54 data samples later and I’m ready to admit I was wrong. I’ve been wrong about many, many things in my life, but we don’t need to get into all of them right now. I was wrong about the explosive index growth I though I saw the other day. I’ve been counting indexes and tables in problem database 1 and 2 for the last 54 hours and haven’t seen a single change. I’ll keep the script running for a while, but I’m pretty sure what I saw back on the bunny day wasn’t accurate. I don’t have a clue how I managed to misread my query results or what else might have happened, but it comes down to the simple statement, “I was wrong.”
That’s very close to another hard, but important statement, “I made a mistake.” When few people you work with don’t really understand your job it can be easy to hide or explain away your mistakes, but the right course of action is to use one of those phrases. There is the fear of looking the fool or even being fired when you make a mistake, but I’ve found that it instead builds a stronger sense of trust with your manager and coworkers when you admit your mistakes. They will be much more likely to believe you if they know you are truthful and not hiding anything. Or you can continue on the path of the secretive, no permissions granting, always saying no DBA.
Now back to indexes. Expanding the next round of the IndexOptimize job into two steps.
EXEC [IndexOptimize] @Databases = 'ProblemDB1, ProblemDB2', @PageCountLevel = 100, @LogToTable = 'Y'
EXEC [IndexOptimize] @Databases = 'USER_DATABASES -ProblemDB1, -ProblemDB2', @PageCountLevel = 10, @LogToTable = 'Y'
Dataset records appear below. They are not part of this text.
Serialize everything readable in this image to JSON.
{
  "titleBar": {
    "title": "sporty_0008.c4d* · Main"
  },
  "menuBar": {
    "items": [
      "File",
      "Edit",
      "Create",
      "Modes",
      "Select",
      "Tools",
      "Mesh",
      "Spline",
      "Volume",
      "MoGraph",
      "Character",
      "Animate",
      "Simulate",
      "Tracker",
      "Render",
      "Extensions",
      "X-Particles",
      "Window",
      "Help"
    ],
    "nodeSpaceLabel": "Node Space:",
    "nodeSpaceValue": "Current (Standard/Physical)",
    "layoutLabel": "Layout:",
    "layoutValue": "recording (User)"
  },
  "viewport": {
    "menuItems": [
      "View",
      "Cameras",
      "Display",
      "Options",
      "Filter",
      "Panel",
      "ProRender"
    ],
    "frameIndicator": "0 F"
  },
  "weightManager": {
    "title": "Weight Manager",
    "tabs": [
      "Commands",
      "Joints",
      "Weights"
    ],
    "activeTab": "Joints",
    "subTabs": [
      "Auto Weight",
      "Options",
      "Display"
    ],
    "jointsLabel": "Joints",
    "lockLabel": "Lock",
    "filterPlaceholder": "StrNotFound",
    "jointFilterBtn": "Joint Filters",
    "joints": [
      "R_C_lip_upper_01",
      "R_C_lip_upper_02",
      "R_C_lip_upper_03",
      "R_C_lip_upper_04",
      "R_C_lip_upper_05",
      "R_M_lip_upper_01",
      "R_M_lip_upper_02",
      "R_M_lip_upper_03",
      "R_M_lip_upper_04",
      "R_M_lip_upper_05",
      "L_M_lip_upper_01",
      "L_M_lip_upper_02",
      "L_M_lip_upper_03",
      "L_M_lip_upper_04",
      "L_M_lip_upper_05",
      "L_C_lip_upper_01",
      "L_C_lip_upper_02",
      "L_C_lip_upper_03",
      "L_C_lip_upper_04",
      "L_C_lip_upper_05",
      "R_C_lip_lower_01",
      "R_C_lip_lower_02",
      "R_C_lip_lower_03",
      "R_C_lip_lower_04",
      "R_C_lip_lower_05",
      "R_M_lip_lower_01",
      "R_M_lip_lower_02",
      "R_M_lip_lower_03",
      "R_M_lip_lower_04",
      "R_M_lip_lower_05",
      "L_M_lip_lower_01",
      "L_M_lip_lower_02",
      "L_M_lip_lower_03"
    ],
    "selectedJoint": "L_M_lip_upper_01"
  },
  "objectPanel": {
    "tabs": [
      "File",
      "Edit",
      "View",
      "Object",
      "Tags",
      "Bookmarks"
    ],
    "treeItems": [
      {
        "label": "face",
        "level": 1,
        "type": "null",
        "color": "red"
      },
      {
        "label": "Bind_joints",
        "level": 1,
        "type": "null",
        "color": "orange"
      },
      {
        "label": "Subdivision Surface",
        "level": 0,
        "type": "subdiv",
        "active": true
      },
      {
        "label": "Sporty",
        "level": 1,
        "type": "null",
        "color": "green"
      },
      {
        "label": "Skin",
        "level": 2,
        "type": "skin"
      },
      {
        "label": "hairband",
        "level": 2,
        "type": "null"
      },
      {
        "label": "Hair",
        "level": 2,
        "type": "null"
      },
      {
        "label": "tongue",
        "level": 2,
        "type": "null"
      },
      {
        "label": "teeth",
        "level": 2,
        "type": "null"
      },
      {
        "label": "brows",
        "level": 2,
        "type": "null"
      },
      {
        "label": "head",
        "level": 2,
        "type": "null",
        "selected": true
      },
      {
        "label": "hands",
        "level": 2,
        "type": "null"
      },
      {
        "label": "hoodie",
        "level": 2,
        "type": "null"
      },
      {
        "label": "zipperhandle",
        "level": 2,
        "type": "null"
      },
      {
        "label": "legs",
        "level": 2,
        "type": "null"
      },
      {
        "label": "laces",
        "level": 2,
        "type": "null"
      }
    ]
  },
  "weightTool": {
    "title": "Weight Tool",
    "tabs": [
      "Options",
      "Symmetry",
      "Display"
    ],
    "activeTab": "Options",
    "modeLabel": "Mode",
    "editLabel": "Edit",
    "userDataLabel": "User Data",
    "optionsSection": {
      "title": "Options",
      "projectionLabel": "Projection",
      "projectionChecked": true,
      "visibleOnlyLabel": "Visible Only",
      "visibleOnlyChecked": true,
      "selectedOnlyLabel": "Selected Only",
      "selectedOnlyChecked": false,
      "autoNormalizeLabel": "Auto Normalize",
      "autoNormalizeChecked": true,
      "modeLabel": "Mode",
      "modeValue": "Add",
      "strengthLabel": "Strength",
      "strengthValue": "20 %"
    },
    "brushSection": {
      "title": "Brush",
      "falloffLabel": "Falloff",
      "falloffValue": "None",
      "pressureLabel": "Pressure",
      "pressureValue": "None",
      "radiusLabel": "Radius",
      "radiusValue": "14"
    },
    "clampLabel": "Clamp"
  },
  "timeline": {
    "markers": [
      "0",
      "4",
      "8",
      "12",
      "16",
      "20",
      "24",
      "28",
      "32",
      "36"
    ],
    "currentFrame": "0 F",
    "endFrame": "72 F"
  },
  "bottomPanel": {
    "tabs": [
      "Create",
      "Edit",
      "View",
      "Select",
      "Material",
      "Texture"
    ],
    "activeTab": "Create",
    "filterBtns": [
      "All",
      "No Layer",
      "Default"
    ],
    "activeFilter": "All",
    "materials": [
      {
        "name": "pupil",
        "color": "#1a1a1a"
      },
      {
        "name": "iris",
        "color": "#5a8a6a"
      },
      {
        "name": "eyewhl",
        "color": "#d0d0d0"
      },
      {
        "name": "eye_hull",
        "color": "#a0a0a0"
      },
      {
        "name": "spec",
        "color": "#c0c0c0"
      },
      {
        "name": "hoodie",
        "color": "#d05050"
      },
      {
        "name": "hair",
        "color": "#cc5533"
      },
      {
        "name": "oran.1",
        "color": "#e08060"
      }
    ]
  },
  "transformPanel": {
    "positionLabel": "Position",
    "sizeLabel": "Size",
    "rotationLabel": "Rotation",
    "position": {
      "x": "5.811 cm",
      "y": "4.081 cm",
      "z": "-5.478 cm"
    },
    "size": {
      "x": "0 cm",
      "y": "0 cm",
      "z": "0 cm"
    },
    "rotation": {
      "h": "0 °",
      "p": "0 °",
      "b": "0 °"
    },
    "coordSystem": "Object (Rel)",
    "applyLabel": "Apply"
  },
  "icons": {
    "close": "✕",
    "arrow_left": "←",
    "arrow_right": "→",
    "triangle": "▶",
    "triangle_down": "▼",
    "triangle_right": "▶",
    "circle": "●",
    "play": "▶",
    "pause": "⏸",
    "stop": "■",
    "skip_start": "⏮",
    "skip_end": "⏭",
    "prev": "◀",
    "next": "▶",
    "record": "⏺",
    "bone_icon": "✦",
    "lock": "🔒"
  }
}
I’m also getting ready for my next round of, “I was wrong.” All signs point to Ola’s IndexOptimize script working for me.
And you can totally get fired for making a mistake.